** Opening ENTRIES SHOWN block **

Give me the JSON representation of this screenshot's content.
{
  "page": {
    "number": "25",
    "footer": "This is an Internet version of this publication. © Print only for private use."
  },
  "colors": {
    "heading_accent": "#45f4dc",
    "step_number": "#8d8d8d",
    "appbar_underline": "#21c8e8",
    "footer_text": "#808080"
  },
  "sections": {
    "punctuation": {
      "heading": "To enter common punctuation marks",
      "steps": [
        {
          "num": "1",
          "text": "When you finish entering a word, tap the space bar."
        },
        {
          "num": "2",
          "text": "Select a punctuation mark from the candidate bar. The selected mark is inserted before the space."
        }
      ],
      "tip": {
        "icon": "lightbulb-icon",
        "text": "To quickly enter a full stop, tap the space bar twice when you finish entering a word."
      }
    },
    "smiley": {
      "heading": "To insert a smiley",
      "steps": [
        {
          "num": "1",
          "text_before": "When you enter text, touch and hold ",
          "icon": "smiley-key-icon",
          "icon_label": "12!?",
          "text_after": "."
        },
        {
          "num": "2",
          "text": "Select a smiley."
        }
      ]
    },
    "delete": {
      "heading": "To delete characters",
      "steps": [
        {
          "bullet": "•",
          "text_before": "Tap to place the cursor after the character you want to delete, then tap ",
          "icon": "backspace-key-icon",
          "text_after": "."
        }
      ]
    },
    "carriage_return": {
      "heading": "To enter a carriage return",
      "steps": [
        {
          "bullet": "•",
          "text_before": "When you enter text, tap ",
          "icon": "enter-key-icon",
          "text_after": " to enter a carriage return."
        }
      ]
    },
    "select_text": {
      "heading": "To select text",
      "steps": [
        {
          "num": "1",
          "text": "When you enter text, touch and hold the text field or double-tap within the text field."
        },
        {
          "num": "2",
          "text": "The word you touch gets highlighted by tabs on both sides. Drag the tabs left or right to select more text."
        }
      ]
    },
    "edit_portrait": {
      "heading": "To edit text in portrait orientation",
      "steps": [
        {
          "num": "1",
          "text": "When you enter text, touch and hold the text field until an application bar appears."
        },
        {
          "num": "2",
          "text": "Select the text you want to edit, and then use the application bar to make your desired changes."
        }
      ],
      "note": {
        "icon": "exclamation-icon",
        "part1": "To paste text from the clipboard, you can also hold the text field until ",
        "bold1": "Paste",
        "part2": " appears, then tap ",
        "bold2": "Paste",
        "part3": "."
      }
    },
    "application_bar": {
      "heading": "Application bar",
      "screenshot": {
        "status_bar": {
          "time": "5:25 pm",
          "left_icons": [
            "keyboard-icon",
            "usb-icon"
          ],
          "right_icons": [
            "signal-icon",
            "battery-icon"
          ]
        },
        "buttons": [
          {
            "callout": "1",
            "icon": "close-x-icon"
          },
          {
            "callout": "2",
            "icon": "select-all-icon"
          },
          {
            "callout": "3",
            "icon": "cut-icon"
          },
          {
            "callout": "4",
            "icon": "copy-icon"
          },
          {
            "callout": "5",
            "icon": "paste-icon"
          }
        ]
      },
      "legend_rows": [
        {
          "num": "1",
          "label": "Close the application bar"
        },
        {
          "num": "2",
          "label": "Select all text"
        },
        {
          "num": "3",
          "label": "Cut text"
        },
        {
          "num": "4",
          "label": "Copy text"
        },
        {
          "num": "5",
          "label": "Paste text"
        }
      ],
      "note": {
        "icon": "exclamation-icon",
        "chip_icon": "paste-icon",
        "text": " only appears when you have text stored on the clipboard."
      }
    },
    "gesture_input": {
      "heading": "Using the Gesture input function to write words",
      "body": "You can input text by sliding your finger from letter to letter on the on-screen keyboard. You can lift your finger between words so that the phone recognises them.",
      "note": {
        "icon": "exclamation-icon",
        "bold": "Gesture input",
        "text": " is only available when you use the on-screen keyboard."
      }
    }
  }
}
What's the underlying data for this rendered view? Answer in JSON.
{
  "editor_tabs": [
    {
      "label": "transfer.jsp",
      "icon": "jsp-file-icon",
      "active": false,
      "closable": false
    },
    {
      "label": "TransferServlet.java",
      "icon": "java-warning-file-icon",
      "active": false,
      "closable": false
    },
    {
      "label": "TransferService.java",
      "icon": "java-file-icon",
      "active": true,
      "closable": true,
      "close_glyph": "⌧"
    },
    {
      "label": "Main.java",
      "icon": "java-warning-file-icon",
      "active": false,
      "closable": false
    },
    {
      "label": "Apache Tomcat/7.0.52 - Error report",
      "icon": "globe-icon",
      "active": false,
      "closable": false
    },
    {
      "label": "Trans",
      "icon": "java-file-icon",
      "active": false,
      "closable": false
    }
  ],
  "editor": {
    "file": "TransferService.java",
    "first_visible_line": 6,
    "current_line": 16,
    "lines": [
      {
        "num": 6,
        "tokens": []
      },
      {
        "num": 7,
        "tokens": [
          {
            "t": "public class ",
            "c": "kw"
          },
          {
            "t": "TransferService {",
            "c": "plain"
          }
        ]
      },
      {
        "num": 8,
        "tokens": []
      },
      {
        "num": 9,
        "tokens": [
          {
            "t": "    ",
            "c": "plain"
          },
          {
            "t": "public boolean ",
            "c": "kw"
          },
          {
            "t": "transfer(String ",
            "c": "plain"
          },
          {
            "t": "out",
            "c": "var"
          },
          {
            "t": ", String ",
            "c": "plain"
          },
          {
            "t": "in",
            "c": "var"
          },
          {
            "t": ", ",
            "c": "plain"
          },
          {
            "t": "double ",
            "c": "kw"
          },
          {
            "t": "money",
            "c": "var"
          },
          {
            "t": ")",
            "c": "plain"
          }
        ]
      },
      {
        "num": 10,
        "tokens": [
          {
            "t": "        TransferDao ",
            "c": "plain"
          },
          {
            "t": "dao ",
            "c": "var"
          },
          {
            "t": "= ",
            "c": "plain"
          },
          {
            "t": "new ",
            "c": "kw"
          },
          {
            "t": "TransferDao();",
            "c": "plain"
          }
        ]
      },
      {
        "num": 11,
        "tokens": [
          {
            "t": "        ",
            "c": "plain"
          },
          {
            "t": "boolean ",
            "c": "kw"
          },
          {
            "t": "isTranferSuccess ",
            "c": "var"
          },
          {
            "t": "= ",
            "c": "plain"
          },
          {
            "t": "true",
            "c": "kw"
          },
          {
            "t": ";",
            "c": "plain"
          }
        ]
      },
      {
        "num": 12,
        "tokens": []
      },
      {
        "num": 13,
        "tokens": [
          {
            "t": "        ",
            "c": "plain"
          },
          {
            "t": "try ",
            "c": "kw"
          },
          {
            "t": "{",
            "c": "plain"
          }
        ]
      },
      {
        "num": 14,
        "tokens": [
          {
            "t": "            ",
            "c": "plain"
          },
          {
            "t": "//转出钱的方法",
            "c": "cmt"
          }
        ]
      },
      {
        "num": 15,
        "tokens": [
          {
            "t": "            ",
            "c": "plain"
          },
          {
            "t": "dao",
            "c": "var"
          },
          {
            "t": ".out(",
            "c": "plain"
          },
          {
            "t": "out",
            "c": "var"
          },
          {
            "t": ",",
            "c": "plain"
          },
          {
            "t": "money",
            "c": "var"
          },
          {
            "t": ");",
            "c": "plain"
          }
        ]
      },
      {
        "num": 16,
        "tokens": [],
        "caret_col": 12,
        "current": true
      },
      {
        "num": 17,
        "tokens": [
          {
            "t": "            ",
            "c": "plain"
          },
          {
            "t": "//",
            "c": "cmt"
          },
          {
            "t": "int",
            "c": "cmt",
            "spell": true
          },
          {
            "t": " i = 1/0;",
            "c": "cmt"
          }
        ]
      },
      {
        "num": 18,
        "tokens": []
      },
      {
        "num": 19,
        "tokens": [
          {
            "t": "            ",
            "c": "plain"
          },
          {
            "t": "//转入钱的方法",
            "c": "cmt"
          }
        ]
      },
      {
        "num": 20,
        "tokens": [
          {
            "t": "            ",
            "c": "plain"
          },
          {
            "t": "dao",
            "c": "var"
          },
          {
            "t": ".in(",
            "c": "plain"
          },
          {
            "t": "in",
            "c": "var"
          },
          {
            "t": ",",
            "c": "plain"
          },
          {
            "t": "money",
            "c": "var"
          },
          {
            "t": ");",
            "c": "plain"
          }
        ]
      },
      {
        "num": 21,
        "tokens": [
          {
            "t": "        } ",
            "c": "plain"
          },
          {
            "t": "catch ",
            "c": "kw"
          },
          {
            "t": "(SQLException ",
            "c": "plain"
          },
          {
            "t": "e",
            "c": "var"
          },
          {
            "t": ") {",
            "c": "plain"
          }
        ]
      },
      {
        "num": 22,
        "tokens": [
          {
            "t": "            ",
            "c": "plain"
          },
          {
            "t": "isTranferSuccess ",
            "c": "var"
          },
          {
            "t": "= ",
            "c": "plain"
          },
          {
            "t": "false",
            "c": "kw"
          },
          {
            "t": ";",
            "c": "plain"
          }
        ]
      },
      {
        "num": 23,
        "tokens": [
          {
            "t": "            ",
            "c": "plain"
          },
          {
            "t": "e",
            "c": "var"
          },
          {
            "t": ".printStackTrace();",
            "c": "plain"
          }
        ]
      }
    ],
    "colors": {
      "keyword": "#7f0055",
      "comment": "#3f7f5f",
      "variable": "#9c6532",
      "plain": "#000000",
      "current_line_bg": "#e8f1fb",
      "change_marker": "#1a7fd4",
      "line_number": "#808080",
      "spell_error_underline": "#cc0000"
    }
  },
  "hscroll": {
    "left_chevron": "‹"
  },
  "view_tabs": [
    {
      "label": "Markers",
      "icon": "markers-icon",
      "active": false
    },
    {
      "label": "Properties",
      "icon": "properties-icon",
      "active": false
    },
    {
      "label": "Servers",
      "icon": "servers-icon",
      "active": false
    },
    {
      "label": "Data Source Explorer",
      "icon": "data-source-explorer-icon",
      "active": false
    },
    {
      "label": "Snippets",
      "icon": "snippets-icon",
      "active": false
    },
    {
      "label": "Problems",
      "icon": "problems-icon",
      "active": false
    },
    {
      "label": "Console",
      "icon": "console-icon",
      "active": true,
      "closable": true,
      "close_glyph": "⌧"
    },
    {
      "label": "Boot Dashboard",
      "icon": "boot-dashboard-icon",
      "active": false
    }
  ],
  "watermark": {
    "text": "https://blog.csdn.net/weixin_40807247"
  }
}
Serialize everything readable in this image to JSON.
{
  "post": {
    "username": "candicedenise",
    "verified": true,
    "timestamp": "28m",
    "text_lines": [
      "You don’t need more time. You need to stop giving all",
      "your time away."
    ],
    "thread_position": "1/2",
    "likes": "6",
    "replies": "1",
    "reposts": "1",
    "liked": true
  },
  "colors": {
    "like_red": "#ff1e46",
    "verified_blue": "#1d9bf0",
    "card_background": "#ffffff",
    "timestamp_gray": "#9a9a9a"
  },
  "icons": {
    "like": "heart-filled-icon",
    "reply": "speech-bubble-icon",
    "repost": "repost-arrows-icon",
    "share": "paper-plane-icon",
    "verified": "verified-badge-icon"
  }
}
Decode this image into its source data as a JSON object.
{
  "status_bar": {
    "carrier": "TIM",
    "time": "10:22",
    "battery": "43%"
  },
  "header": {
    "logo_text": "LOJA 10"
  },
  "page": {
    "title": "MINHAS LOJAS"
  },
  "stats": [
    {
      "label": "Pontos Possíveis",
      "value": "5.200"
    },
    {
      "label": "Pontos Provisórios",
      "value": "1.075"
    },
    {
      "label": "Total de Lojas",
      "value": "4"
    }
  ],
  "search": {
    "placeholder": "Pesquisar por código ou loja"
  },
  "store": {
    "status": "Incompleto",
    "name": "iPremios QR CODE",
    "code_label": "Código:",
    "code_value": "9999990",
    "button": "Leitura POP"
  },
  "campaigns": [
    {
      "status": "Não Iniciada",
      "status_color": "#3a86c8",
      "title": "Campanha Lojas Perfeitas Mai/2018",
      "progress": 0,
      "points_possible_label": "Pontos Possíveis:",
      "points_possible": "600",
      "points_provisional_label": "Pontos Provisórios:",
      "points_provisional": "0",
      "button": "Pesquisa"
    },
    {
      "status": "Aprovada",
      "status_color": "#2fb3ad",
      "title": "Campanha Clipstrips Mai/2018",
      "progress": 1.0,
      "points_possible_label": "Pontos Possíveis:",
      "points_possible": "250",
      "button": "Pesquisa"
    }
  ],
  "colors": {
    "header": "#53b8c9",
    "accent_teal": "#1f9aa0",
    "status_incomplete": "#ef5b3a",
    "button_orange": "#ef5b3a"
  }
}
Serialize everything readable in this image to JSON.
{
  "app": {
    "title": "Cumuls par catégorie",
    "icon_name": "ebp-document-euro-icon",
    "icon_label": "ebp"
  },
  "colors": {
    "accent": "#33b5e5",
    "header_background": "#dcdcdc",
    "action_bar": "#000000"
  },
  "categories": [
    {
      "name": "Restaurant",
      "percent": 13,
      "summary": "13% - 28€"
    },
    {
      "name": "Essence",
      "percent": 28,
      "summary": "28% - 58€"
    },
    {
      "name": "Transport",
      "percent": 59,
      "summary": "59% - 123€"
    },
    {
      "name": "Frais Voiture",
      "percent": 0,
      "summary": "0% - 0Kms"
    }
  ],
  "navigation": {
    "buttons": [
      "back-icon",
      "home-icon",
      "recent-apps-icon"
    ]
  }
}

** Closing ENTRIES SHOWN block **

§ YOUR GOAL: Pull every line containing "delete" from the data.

§ OUTPUT FOR THIS TASK:
    "delete": {
      "heading": "To delete characters",
          "text_before": "Tap to place the cursor after the character you want to delete, then tap ",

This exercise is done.